Today we have online distribution of music (legal and otherwise), hundreds of MP3 blogs that feature downloads from and posts about musicians that you'd otherwise never hear of, and the ability for any band — no matter how big or how small — to create a MySpace page or website and communicate directly with their fans, even cutting out the middleman (record companies) and selling their music directly via downloads or independent CD fulfillment companies like CD Baby.
The music world has transformed. And it's only early days.
Bay Area Action's Schools Group started a campaign against the Gap in 1999 and did tremendous work over several years, educating the public about the Gap's sweatshop labor practices and applying public pressure by means of public protests, signature gathering, and more. Eventually, one of the Gap's VPs called up our high school students and invited them to the Gap's headquarters in San Francisco to talk.

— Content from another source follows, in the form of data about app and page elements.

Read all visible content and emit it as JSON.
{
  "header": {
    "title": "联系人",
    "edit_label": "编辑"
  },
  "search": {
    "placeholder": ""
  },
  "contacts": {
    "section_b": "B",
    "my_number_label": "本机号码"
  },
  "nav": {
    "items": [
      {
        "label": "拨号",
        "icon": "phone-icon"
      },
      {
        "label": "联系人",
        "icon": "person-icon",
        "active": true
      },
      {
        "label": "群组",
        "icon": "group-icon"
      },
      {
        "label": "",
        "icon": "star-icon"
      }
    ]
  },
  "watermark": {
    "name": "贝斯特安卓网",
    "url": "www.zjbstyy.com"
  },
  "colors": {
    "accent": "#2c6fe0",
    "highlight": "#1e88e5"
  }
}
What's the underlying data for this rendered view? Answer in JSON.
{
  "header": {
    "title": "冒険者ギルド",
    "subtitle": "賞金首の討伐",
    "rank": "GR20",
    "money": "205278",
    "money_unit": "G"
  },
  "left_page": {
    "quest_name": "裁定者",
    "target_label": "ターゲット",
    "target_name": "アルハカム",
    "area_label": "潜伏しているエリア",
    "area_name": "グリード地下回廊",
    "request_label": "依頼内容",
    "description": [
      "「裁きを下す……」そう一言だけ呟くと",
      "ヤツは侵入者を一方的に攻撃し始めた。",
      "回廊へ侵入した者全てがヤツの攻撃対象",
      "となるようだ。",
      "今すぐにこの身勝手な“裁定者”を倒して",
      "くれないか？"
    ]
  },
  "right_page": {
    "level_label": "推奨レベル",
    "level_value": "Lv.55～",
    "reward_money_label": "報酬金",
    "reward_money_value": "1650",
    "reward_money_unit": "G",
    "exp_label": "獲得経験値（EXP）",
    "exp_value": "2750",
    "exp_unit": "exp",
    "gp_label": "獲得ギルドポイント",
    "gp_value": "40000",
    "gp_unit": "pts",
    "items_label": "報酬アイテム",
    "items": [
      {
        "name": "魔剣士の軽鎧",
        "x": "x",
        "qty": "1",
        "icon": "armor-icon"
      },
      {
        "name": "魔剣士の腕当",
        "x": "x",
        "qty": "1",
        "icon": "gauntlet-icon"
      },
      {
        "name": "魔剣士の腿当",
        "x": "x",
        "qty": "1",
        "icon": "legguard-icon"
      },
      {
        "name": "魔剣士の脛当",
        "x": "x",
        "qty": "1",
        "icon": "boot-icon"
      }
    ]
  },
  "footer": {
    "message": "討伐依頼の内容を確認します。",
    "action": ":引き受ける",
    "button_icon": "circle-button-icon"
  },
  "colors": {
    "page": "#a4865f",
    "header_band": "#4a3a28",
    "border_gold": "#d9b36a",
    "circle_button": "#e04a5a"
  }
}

Since then, the Gap's been the target of lawsuits and multiple campaigns by numerous human rights, labor, environmental, and social investment groups.
In 2004, CEO Paul Presser said, "When I decided to join Gap Inc. in the fall of 2002, one of the first things my teenage daughter asked was, 'Doesn't Gap use sweatshops?' " Read the article...
Rick Tharp's work made an early impression on me in my design education/career. The cleverness and humor in many of his ideas (did you ever look closely at the clock at the Peninsula Fountain & Grill?) inspired me to try to be clever and humorous in some of my own designs.
I also, inexplicably, found some pride in the fact that he was local to me when I lived in Los Gatos for eight and-a-half years. I drove by his studio almost every day but I never plucked up the courage to go in and meet him.
"Young Folks" by Peter, Bjorn & John This song is uber-catchy, but I had to look up the lyrics online because I just couldn't figure out what the girl is singing/slurring. » www.youtube.com/watch?v=51V1VMkuyx0
Kimberly-Clark uses 100% virgin fiber for its Kleenex products and even boasts about it on their website. Because it's better for "softness." But their oh-so soft products come from unsustainably managed forests, predominantly logged by clearcutting.